Buffett is the kind of investment manager economists love, he created trillions of dollars of economic value by shrewdly directing capital to better uses. Bogle is beloved of finance professors, he exploited the efficiency of financial markets to tilt the playing field in favor of retail investors instead of against them. Thorp is revered by scientists, he studied the inner workings of financial markets from an outsider's perspective and created an extraordinary statistical track record. He didn't create the economic value Buffett did, or help as many investors as Bogle did, but he did it essentially without ever losing money (he did have a very few months with small losses, but no longer periods). Buffett has had some brutal downswings along the way, as have investors in Bogle's index funds.
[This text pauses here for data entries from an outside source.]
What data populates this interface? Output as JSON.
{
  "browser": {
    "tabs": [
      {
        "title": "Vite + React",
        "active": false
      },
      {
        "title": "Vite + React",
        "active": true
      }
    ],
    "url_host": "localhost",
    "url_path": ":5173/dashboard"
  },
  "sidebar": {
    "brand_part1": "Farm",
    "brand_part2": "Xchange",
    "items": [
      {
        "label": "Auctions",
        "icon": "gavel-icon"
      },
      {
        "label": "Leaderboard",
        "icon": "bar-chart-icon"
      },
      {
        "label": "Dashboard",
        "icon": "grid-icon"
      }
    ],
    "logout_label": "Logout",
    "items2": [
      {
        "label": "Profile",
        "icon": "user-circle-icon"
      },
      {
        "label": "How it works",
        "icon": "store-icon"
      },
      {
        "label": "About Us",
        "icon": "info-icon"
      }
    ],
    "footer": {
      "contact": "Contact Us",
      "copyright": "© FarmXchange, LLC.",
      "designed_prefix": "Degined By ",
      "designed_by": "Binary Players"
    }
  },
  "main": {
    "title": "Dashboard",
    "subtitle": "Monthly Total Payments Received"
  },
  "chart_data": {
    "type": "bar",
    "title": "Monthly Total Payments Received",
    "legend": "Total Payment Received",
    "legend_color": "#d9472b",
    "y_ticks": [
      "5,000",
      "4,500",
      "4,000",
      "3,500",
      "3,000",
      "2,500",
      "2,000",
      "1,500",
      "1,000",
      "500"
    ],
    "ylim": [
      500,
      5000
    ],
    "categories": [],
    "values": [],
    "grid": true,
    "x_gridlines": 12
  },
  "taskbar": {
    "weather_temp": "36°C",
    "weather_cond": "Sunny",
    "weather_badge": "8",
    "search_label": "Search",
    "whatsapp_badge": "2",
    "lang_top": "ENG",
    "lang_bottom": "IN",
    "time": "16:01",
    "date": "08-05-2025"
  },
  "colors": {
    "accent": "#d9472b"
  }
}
But it's not the track record alone that makes Thorp unique, there are other statistically overwhelming track records out there (many people would vote for James Simons' track record as better, although it was for a shorter period than Thorp's, it was done with far more money and higher total returns). The other scientists who used similar mathematical techniques to eliminate the losses from investments before 1990--people like David Shaw, Peter Muller and Ken Griffin--are fanatically secretive. Thorp has described all his secrets (well, he did hold back a few technical details from time to time, but never the basic ideas that would allow any quant to exploit the same principles) in books, articles, interviews and presentations.
Despite Thorp's long-term record of transparency, only about 20% of this book covers material from earlier books and articles. It does describe Thorp's adventures in beating blackjack, baccarat and roulette, as well as the convertible arbitrage strategy detailed in Beat the Market, but in fairly quick overviews. What's new is a comprehensive autobiography, from mad scientist kid growing up during the Great Depression, to humble, sensible, older rich guy enjoying life, with a lot of interesting stops along the way.
There are also trenchant discussions of financial markets, people, politics and life. It's hard to overstate how insightful these are. Thorp is a top professional mathematician who brings a logical rigor to all his topics, but he's also a guy who actually tried his ideas and learned many lessons along the way. He tried as an outsider without preconceptions or connections, which makes it much easier to relate to his experiences than to an author who worked his or her way up through established institutions. There's no obfuscating jargon or excuses for the corrupt and dishonest aspects of Las Vegas, Wall Street and Washington. There's also little anger. Thorp has an engineer's honesty: this is what works, this is what doesn't work and why, if you can't face the truth don't ask me the question. Thorp will tell you want to do and how to do it, but he's not going to do it for you.
The book is written clearly and stylishly, enough to entertain even readers with no interest in mathematics or gambling (whether in casinos or with securities). Although it covers a vast range of topics, it all hangs together naturally on the personality of the author. There's only one Edward O. Thorp, and everyone can profit from getting to know him better.
Most recent customer reviews
Wish I read this in high school.